Remarks by PLO Chairman Yasir Arafat, Signing of the Oslo Accords

Source: National Archives and Records Administration (translated from Arabic by NARA)

September 13, 1993

In the name of God, the most merciful, the compassionate, Mr. President, ladies and gentlemen, I would like to express our tremendous appreciation to President Clinton and to his administration for sponsoring this historic event, which the entire world has been waiting for. Mr. President, I am taking this opportunity to assure you and to assure the great American people that we share your values for freedom, justice and human rights — values for which my people have been striving. (Applause.)

My people are hoping that this agreement which we are signing today marks the beginning of the end of a chapter of pain and suffering which has lasted throughout this century. My people are hoping that this agreement which we are signing today will usher in an age of peace, coexistence and equal rights. We are relying on your role, Mr. President, and on the role of all the countries which believe that, without peace in the Middle East, peace in the world will not be complete.

Enforcing the agreement and moving toward the final settlement after two years to implement all aspects of U.N. Resolutions 242 and 338 in all of their aspects and resolve all the issues of Jerusalem, the settlements, the refugees and the boundaries will be a Palestinian and an Israeli responsibility. It is also the responsibility of the international community in its entirety to help the parties overcome the tremendous difficulties which are still standing in the way of reaching a final and comprehensive settlement.

Now as we stand on the threshold of this new historic era, let me address the people of Israel and their leaders with whom we are meeting today for the first time. And let me assure them that the difficult decision we reached together was one that required great and exceptional courage. (Applause.)

We will need more courage and determination to continue the course of building coexistence and peace between us. This is possible. And it will happen with mutual determination and with the effort that will be made with all parties on all the tracks to establish the foundations of a just and comprehensive peace. Our people do not consider that exercising the right to self-determination could violate the rights of their neighbors or infringe on their security. Rather, putting an end to their feelings of being wronged and of having suffered a historic injustice is the strongest guarantee to achieve coexistence and openness between our two peoples and future generations. (Applause.)

Our two peoples are awaiting today this historic hope, and they want to give peace a real chance. (Applause.) Such a shift will give us an opportunity to embark upon the process of economic, social and cultural growth and development, and we hope that international participation in that process will be as extensive as it can be. This shift will also provide an opportunity for all forms of cooperation on a broad scale and in all fields.

I thank you, Mr. President. We hope that our meeting will be a new beginning for fruitful and effective relations between the American people and the Palestinian people. (Applause.)

I wish to thank the Russian Federation and President Boris Yeltsin.

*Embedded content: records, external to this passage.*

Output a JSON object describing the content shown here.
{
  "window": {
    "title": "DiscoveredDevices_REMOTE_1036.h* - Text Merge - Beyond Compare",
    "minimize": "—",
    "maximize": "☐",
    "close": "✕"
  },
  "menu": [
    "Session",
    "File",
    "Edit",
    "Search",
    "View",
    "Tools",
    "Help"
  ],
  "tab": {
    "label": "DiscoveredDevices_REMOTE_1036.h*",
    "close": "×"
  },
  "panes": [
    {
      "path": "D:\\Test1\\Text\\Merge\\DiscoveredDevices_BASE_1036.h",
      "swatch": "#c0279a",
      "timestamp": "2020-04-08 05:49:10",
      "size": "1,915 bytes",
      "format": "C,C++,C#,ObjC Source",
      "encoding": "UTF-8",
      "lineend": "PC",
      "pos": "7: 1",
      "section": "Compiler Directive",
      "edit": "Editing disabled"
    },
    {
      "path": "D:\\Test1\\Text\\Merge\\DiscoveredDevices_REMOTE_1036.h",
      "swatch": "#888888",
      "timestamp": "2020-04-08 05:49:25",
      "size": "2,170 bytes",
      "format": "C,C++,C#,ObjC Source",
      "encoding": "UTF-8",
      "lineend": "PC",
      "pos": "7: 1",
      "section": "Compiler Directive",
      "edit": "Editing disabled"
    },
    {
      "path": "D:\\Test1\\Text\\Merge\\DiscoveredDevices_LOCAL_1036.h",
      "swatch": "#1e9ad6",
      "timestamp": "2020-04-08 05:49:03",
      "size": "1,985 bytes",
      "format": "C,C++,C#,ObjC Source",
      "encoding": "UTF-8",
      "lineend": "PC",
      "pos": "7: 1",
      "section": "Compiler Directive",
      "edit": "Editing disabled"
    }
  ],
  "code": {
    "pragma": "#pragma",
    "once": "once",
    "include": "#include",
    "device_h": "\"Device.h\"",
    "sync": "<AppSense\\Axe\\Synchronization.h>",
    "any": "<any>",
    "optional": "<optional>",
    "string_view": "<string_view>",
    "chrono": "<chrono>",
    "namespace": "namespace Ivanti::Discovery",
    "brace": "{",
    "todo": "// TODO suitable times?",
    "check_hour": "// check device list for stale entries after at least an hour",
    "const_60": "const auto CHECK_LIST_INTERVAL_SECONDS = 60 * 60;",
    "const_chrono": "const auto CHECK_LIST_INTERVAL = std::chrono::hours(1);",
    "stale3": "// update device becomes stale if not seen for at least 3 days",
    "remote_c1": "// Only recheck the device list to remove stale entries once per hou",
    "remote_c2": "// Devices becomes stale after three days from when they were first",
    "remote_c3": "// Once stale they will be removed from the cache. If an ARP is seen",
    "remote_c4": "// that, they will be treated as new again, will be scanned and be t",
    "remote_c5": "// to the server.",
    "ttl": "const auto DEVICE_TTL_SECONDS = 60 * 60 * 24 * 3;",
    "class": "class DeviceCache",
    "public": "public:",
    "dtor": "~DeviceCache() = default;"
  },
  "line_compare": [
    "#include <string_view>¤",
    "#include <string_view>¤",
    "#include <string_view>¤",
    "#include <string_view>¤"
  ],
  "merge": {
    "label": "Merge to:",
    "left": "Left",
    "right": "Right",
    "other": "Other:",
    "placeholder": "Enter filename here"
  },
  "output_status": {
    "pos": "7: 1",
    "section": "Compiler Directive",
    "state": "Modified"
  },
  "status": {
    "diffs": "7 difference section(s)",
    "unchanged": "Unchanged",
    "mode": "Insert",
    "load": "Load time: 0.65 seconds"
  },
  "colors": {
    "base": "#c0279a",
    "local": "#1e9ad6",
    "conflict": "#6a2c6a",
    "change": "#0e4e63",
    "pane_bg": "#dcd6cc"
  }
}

Our thanks also go to Secretary Christopher and Foreign Minister Kozyrev, to the government of Norway, and to the foreign minister of Norway for the positive part they played in bringing about this major achievement.

I extend greetings to all the Arab leaders, our brothers, and to all the world leaders who contributed to this achievement. Ladies and gentlemen, the battle for peace is the most difficult battle of our lives. It deserves our utmost efforts because the land of peace yearns for a just and comprehensive peace. Thank you. (Applause.)

Mr. President, thank you, thank you, thank you. (Applause.)